> Records for the task
[Start of section]

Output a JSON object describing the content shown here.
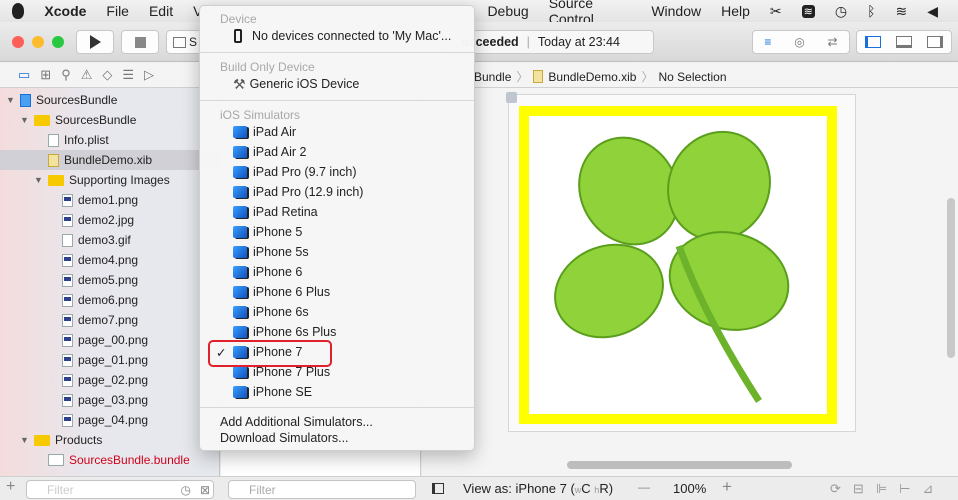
{
  "menubar": {
    "apple": "",
    "app": "Xcode",
    "items": [
      "File",
      "Edit",
      "V",
      "Debug",
      "Source Control",
      "Window",
      "Help"
    ]
  },
  "toolbar": {
    "scheme_partial": "S",
    "status_bold": "ucceeded",
    "status_time": "Today at 23:44"
  },
  "jump_bar": {
    "items": [
      "Bundle",
      "BundleDemo.xib",
      "No Selection"
    ]
  },
  "navigator": {
    "rows": [
      {
        "label": "SourcesBundle",
        "kind": "project",
        "indent": 0,
        "open": true
      },
      {
        "label": "SourcesBundle",
        "kind": "folder",
        "indent": 1,
        "open": true
      },
      {
        "label": "Info.plist",
        "kind": "file",
        "indent": 2
      },
      {
        "label": "BundleDemo.xib",
        "kind": "xib",
        "indent": 2,
        "selected": true
      },
      {
        "label": "Supporting Images",
        "kind": "folder",
        "indent": 2,
        "open": true
      },
      {
        "label": "demo1.png",
        "kind": "img",
        "indent": 3
      },
      {
        "label": "demo2.jpg",
        "kind": "img",
        "indent": 3
      },
      {
        "label": "demo3.gif",
        "kind": "file",
        "indent": 3
      },
      {
        "label": "demo4.png",
        "kind": "img",
        "indent": 3
      },
      {
        "label": "demo5.png",
        "kind": "img",
        "indent": 3
      },
      {
        "label": "demo6.png",
        "kind": "img",
        "indent": 3
      },
      {
        "label": "demo7.png",
        "kind": "img",
        "indent": 3
      },
      {
        "label": "page_00.png",
        "kind": "img",
        "indent": 3
      },
      {
        "label": "page_01.png",
        "kind": "img",
        "indent": 3
      },
      {
        "label": "page_02.png",
        "kind": "img",
        "indent": 3
      },
      {
        "label": "page_03.png",
        "kind": "img",
        "indent": 3
      },
      {
        "label": "page_04.png",
        "kind": "img",
        "indent": 3
      },
      {
        "label": "Products",
        "kind": "folder",
        "indent": 1,
        "open": true
      },
      {
        "label": "SourcesBundle.bundle",
        "kind": "bundle",
        "indent": 2,
        "red": true
      }
    ],
    "filter_placeholder": "Filter"
  },
  "outline": {
    "filter_placeholder": "Filter"
  },
  "device_menu": {
    "device_header": "Device",
    "no_devices": "No devices connected to 'My Mac'...",
    "build_only_header": "Build Only Device",
    "generic": "Generic iOS Device",
    "simulators_header": "iOS Simulators",
    "simulators": [
      "iPad Air",
      "iPad Air 2",
      "iPad Pro (9.7 inch)",
      "iPad Pro (12.9 inch)",
      "iPad Retina",
      "iPhone 5",
      "iPhone 5s",
      "iPhone 6",
      "iPhone 6 Plus",
      "iPhone 6s",
      "iPhone 6s Plus",
      "iPhone 7",
      "iPhone 7 Plus",
      "iPhone SE"
    ],
    "selected": "iPhone 7",
    "checkmark": "✓",
    "add": "Add Additional Simulators...",
    "download": "Download Simulators..."
  },
  "canvas_bar": {
    "view_as": "View as: iPhone 7 (",
    "w": "w",
    "c": "C",
    "h": "h",
    "r": "R)",
    "minus": "—",
    "zoom": "100%",
    "plus": "+"
  },
  "colors": {
    "highlight": "#e0202c",
    "frame": "#ffff00",
    "accent": "#1a6fd8"
  }
}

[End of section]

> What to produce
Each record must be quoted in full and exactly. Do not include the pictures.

> Worked solution
Output a JSON object describing the content shown here.
{
  "menubar": {
    "apple": "",
    "app": "Xcode",
    "items": [
      "File",
      "Edit",
      "V",
      "Debug",
      "Source Control",
      "Window",
      "Help"
    ]
  },
  "toolbar": {
    "scheme_partial": "S",
    "status_bold": "ucceeded",
    "status_time": "Today at 23:44"
  },
  "jump_bar": {
    "items": [
      "Bundle",
      "BundleDemo.xib",
      "No Selection"
    ]
  },
  "navigator": {
    "rows": [
      {
        "label": "SourcesBundle",
        "kind": "project",
        "indent": 0,
        "open": true
      },
      {
        "label": "SourcesBundle",
        "kind": "folder",
        "indent": 1,
        "open": true
      },
      {
        "label": "Info.plist",
        "kind": "file",
        "indent": 2
      },
      {
        "label": "BundleDemo.xib",
        "kind": "xib",
        "indent": 2,
        "selected": true
      },
      {
        "label": "Supporting Images",
        "kind": "folder",
        "indent": 2,
        "open": true
      },
      {
        "label": "demo1.png",
        "kind": "img",
        "indent": 3
      },
      {
        "label": "demo2.jpg",
        "kind": "img",
        "indent": 3
      },
      {
        "label": "demo3.gif",
        "kind": "file",
        "indent": 3
      },
      {
        "label": "demo4.png",
        "kind": "img",
        "indent": 3
      },
      {
        "label": "demo5.png",
        "kind": "img",
        "indent": 3
      },
      {
        "label": "demo6.png",
        "kind": "img",
        "indent": 3
      },
      {
        "label": "demo7.png",
        "kind": "img",
        "indent": 3
      },
      {
        "label": "page_00.png",
        "kind": "img",
        "indent": 3
      },
      {
        "label": "page_01.png",
        "kind": "img",
        "indent": 3
      },
      {
        "label": "page_02.png",
        "kind": "img",
        "indent": 3
      },
      {
        "label": "page_03.png",
        "kind": "img",
        "indent": 3
      },
      {
        "label": "page_04.png",
        "kind": "img",
        "indent": 3
      },
      {
        "label": "Products",
        "kind": "folder",
        "indent": 1,
        "open": true
      },
      {
        "label": "SourcesBundle.bundle",
        "kind": "bundle",
        "indent": 2,
        "red": true
      }
    ],
    "filter_placeholder": "Filter"
  },
  "outline": {
    "filter_placeholder": "Filter"
  },
  "device_menu": {
    "device_header": "Device",
    "no_devices": "No devices connected to 'My Mac'...",
    "build_only_header": "Build Only Device",
    "generic": "Generic iOS Device",
    "simulators_header": "iOS Simulators",
    "simulators": [
      "iPad Air",
      "iPad Air 2",
      "iPad Pro (9.7 inch)",
      "iPad Pro (12.9 inch)",
      "iPad Retina",
      "iPhone 5",
      "iPhone 5s",
      "iPhone 6",
      "iPhone 6 Plus",
      "iPhone 6s",
      "iPhone 6s Plus",
      "iPhone 7",
      "iPhone 7 Plus",
      "iPhone SE"
    ],
    "selected": "iPhone 7",
    "checkmark": "✓",
    "add": "Add Additional Simulators...",
    "download": "Download Simulators..."
  },
  "canvas_bar": {
    "view_as": "View as: iPhone 7 (",
    "w": "w",
    "c": "C",
    "h": "h",
    "r": "R)",
    "minus": "—",
    "zoom": "100%",
    "plus": "+"
  },
  "colors": {
    "highlight": "#e0202c",
    "frame": "#ffff00",
    "accent": "#1a6fd8"
  }
}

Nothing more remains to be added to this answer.